The problem
Exactly as shown below, retype every line of the data.

[[ Material provided open ]]

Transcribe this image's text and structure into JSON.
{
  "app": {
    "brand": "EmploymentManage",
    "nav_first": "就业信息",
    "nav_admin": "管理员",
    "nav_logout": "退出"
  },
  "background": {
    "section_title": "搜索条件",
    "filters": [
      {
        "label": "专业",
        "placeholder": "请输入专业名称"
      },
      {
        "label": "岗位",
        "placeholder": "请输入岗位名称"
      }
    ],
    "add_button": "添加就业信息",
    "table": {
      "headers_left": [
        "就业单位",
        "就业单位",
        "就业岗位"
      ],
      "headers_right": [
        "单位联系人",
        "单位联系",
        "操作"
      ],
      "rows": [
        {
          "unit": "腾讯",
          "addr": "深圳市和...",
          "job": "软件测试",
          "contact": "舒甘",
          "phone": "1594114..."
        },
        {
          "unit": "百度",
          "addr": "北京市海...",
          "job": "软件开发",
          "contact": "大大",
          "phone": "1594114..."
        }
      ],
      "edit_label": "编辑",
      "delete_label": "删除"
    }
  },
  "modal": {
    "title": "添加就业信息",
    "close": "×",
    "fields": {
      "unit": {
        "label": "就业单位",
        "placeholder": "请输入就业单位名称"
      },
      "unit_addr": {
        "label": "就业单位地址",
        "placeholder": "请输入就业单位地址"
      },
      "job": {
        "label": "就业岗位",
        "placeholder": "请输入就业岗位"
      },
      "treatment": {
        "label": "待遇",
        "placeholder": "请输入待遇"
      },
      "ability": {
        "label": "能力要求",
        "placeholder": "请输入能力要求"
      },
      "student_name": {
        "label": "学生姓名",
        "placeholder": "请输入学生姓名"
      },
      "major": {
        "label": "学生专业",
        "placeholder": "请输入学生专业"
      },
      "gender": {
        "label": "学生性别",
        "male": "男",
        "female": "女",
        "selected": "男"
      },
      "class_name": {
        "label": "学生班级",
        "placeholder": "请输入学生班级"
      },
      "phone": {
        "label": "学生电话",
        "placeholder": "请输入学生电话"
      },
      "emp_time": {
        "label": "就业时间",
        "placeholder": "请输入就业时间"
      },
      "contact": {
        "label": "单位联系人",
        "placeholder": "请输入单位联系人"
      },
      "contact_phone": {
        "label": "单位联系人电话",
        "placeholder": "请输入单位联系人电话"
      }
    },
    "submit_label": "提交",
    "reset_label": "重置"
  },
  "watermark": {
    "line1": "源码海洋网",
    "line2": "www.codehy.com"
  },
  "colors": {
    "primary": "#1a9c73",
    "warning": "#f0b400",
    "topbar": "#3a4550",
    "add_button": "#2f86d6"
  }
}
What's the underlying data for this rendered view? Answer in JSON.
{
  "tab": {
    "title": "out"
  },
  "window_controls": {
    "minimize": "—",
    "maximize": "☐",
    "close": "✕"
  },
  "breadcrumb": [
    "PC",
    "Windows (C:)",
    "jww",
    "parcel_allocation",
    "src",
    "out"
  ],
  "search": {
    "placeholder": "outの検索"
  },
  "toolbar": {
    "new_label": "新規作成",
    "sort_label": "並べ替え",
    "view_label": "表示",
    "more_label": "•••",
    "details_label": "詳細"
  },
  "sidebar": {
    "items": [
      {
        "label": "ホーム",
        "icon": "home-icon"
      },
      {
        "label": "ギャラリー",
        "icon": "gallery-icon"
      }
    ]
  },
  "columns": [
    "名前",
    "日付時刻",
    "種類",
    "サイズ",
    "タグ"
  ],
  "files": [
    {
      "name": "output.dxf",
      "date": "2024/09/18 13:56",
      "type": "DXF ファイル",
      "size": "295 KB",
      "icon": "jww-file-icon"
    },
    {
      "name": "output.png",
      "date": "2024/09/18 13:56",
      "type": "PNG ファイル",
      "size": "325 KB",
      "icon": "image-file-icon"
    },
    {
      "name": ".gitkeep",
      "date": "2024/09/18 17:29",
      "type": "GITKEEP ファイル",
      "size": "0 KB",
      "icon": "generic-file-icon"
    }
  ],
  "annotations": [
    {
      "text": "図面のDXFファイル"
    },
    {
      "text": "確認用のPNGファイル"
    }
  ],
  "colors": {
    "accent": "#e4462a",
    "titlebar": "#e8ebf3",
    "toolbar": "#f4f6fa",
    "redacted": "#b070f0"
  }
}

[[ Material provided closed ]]

Solution for this exercise
Transcribe this image's text and structure into JSON.
{
  "app": {
    "brand": "EmploymentManage",
    "nav_first": "就业信息",
    "nav_admin": "管理员",
    "nav_logout": "退出"
  },
  "background": {
    "section_title": "搜索条件",
    "filters": [
      {
        "label": "专业",
        "placeholder": "请输入专业名称"
      },
      {
        "label": "岗位",
        "placeholder": "请输入岗位名称"
      }
    ],
    "add_button": "添加就业信息",
    "table": {
      "headers_left": [
        "就业单位",
        "就业单位",
        "就业岗位"
      ],
      "headers_right": [
        "单位联系人",
        "单位联系",
        "操作"
      ],
      "rows": [
        {
          "unit": "腾讯",
          "addr": "深圳市和...",
          "job": "软件测试",
          "contact": "舒甘",
          "phone": "1594114..."
        },
        {
          "unit": "百度",
          "addr": "北京市海...",
          "job": "软件开发",
          "contact": "大大",
          "phone": "1594114..."
        }
      ],
      "edit_label": "编辑",
      "delete_label": "删除"
    }
  },
  "modal": {
    "title": "添加就业信息",
    "close": "×",
    "fields": {
      "unit": {
        "label": "就业单位",
        "placeholder": "请输入就业单位名称"
      },
      "unit_addr": {
        "label": "就业单位地址",
        "placeholder": "请输入就业单位地址"
      },
      "job": {
        "label": "就业岗位",
        "placeholder": "请输入就业岗位"
      },
      "treatment": {
        "label": "待遇",
        "placeholder": "请输入待遇"
      },
      "ability": {
        "label": "能力要求",
        "placeholder": "请输入能力要求"
      },
      "student_name": {
        "label": "学生姓名",
        "placeholder": "请输入学生姓名"
      },
      "major": {
        "label": "学生专业",
        "placeholder": "请输入学生专业"
      },
      "gender": {
        "label": "学生性别",
        "male": "男",
        "female": "女",
        "selected": "男"
      },
      "class_name": {
        "label": "学生班级",
        "placeholder": "请输入学生班级"
      },
      "phone": {
        "label": "学生电话",
        "placeholder": "请输入学生电话"
      },
      "emp_time": {
        "label": "就业时间",
        "placeholder": "请输入就业时间"
      },
      "contact": {
        "label": "单位联系人",
        "placeholder": "请输入单位联系人"
      },
      "contact_phone": {
        "label": "单位联系人电话",
        "placeholder": "请输入单位联系人电话"
      }
    },
    "submit_label": "提交",
    "reset_label": "重置"
  },
  "watermark": {
    "line1": "源码海洋网",
    "line2": "www.codehy.com"
  },
  "colors": {
    "primary": "#1a9c73",
    "warning": "#f0b400",
    "topbar": "#3a4550",
    "add_button": "#2f86d6"
  }
}
What's the underlying data for this rendered view? Answer in JSON.
{
  "tab": {
    "title": "out"
  },
  "window_controls": {
    "minimize": "—",
    "maximize": "☐",
    "close": "✕"
  },
  "breadcrumb": [
    "PC",
    "Windows (C:)",
    "jww",
    "parcel_allocation",
    "src",
    "out"
  ],
  "search": {
    "placeholder": "outの検索"
  },
  "toolbar": {
    "new_label": "新規作成",
    "sort_label": "並べ替え",
    "view_label": "表示",
    "more_label": "•••",
    "details_label": "詳細"
  },
  "sidebar": {
    "items": [
      {
        "label": "ホーム",
        "icon": "home-icon"
      },
      {
        "label": "ギャラリー",
        "icon": "gallery-icon"
      }
    ]
  },
  "columns": [
    "名前",
    "日付時刻",
    "種類",
    "サイズ",
    "タグ"
  ],
  "files": [
    {
      "name": "output.dxf",
      "date": "2024/09/18 13:56",
      "type": "DXF ファイル",
      "size": "295 KB",
      "icon": "jww-file-icon"
    },
    {
      "name": "output.png",
      "date": "2024/09/18 13:56",
      "type": "PNG ファイル",
      "size": "325 KB",
      "icon": "image-file-icon"
    },
    {
      "name": ".gitkeep",
      "date": "2024/09/18 17:29",
      "type": "GITKEEP ファイル",
      "size": "0 KB",
      "icon": "generic-file-icon"
    }
  ],
  "annotations": [
    {
      "text": "図面のDXFファイル"
    },
    {
      "text": "確認用のPNGファイル"
    }
  ],
  "colors": {
    "accent": "#e4462a",
    "titlebar": "#e8ebf3",
    "toolbar": "#f4f6fa",
    "redacted": "#b070f0"
  }
}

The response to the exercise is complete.